* _DATASET EXTRACT_
"""

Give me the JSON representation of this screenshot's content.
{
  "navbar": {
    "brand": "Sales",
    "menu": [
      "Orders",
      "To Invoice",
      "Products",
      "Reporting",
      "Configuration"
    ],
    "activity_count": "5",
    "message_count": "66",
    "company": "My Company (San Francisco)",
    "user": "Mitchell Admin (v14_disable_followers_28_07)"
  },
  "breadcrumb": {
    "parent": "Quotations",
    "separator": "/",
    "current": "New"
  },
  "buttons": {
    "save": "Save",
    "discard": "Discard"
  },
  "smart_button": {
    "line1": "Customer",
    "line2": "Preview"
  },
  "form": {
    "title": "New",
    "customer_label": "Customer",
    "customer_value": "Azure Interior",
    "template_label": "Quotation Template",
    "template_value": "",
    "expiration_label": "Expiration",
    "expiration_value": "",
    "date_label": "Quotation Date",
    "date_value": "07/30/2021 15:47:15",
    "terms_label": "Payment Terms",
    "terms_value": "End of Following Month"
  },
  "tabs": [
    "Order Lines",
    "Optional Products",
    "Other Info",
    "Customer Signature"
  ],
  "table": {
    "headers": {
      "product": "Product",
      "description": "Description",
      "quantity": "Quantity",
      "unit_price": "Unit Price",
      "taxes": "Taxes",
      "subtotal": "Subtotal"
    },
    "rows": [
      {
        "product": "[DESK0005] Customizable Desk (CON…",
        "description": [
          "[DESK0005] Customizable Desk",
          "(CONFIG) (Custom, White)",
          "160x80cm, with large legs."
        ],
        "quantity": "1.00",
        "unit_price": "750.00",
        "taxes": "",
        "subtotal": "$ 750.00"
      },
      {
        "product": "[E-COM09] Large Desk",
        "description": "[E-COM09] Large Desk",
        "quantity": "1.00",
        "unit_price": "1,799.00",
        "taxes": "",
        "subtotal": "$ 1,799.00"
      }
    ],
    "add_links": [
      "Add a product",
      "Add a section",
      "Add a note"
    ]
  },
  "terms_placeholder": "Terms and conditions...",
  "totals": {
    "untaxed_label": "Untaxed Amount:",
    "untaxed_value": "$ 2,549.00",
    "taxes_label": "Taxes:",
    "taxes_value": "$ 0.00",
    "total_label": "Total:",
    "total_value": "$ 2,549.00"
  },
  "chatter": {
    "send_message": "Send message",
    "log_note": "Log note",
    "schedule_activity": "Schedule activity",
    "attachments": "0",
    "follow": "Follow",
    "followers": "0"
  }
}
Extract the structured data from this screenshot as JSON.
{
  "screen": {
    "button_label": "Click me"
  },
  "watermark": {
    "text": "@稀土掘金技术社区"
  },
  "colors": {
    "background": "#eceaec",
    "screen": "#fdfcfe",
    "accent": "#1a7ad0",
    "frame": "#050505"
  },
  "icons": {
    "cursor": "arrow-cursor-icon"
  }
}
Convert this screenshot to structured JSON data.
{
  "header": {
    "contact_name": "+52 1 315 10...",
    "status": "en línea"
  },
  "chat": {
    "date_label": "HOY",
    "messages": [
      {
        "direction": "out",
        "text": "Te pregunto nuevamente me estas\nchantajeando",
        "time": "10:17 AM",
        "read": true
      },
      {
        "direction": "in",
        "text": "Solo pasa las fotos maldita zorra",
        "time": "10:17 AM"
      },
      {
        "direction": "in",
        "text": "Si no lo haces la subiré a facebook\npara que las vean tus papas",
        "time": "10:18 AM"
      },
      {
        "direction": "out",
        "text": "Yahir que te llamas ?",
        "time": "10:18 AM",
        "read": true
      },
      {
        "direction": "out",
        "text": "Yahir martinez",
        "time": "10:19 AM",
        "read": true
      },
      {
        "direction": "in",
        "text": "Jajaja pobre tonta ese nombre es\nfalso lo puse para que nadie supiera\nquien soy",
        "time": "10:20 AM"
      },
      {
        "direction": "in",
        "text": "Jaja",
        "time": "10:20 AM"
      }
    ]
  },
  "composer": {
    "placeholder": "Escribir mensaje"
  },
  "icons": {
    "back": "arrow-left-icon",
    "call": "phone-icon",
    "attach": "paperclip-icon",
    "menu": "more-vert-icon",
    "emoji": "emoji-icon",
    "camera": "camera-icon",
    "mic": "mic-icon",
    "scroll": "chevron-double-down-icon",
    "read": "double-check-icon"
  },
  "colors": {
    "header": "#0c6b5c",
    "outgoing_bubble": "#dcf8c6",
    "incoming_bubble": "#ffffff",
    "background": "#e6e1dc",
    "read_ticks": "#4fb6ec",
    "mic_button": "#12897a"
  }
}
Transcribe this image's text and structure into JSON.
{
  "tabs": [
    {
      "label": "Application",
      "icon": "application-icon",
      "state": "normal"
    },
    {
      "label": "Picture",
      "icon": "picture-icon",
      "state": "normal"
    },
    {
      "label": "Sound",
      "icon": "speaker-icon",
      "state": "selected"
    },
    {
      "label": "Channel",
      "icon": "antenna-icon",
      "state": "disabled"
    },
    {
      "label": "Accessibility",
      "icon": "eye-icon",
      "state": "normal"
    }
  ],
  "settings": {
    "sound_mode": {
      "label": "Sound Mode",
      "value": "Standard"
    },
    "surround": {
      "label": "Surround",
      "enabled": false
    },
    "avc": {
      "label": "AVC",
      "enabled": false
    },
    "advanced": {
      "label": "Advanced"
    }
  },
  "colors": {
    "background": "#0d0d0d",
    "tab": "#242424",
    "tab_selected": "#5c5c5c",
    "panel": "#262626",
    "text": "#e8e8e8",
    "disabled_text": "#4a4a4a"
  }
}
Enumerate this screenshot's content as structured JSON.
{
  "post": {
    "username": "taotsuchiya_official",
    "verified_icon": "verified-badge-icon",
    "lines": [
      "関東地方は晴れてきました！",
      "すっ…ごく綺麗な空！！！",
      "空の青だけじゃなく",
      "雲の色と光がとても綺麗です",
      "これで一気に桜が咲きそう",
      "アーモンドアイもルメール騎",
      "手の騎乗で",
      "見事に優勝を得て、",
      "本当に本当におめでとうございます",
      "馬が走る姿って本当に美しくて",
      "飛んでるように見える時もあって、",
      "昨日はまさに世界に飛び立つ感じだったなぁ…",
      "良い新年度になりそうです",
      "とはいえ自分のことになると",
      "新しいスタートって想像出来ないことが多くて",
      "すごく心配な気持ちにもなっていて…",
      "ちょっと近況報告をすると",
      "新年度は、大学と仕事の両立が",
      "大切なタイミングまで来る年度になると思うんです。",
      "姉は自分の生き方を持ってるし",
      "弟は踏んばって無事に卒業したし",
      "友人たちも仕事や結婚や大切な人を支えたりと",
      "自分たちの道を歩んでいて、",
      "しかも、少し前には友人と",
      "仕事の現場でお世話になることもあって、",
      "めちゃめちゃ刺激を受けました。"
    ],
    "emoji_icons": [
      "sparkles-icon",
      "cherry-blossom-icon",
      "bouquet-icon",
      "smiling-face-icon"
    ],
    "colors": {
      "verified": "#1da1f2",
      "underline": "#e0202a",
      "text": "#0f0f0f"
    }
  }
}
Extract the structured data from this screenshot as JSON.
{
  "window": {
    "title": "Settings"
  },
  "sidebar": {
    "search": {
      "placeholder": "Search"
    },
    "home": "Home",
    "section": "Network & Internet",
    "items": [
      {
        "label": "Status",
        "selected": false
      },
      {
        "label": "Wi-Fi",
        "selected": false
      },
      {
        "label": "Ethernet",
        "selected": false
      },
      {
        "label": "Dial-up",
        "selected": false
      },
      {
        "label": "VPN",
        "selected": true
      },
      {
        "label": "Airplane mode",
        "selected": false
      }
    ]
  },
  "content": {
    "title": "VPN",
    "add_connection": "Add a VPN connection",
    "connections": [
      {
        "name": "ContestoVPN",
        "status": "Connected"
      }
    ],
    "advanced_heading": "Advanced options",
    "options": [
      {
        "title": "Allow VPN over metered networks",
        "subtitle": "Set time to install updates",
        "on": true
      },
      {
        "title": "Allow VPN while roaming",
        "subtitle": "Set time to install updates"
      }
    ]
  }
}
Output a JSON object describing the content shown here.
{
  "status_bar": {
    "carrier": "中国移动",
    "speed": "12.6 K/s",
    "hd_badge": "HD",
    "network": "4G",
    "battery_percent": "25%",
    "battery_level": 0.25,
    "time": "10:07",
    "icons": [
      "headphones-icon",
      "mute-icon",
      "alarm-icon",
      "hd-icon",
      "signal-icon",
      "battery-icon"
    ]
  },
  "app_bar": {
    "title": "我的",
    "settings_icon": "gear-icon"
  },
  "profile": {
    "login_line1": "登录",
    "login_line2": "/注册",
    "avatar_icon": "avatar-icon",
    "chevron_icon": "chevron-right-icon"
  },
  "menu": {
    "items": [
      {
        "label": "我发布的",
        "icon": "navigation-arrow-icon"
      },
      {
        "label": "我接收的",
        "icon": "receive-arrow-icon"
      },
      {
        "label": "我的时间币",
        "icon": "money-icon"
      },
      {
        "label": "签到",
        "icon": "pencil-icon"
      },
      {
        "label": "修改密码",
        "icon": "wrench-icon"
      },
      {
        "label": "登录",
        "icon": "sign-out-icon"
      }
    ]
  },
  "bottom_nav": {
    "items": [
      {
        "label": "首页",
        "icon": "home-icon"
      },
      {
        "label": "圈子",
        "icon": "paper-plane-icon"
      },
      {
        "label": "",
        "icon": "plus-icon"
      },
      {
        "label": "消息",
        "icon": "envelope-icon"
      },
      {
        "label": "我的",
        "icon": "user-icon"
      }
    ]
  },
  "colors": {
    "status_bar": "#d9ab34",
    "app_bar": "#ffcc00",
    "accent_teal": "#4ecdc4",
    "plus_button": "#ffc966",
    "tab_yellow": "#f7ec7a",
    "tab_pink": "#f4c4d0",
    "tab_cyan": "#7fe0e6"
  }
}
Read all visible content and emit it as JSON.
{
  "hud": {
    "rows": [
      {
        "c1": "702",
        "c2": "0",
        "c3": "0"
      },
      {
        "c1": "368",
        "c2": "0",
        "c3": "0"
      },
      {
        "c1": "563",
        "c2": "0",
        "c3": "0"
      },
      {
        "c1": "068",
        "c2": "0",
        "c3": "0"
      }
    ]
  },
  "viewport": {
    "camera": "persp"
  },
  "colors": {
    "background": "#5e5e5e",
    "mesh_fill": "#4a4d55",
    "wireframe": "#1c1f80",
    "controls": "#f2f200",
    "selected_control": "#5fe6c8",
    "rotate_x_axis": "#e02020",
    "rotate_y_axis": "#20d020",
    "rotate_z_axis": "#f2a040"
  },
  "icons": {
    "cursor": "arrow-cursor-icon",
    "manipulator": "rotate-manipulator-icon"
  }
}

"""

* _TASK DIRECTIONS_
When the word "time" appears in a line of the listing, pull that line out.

* _ANSWER BOX_
        "time": "10:17 AM",
        "time": "10:17 AM"
        "time": "10:18 AM"
        "time": "10:18 AM",
        "time": "10:19 AM",
        "time": "10:20 AM"
        "time": "10:20 AM"
        "subtitle": "Set time to install updates",
        "subtitle": "Set time to install updates"
    "time": "10:07",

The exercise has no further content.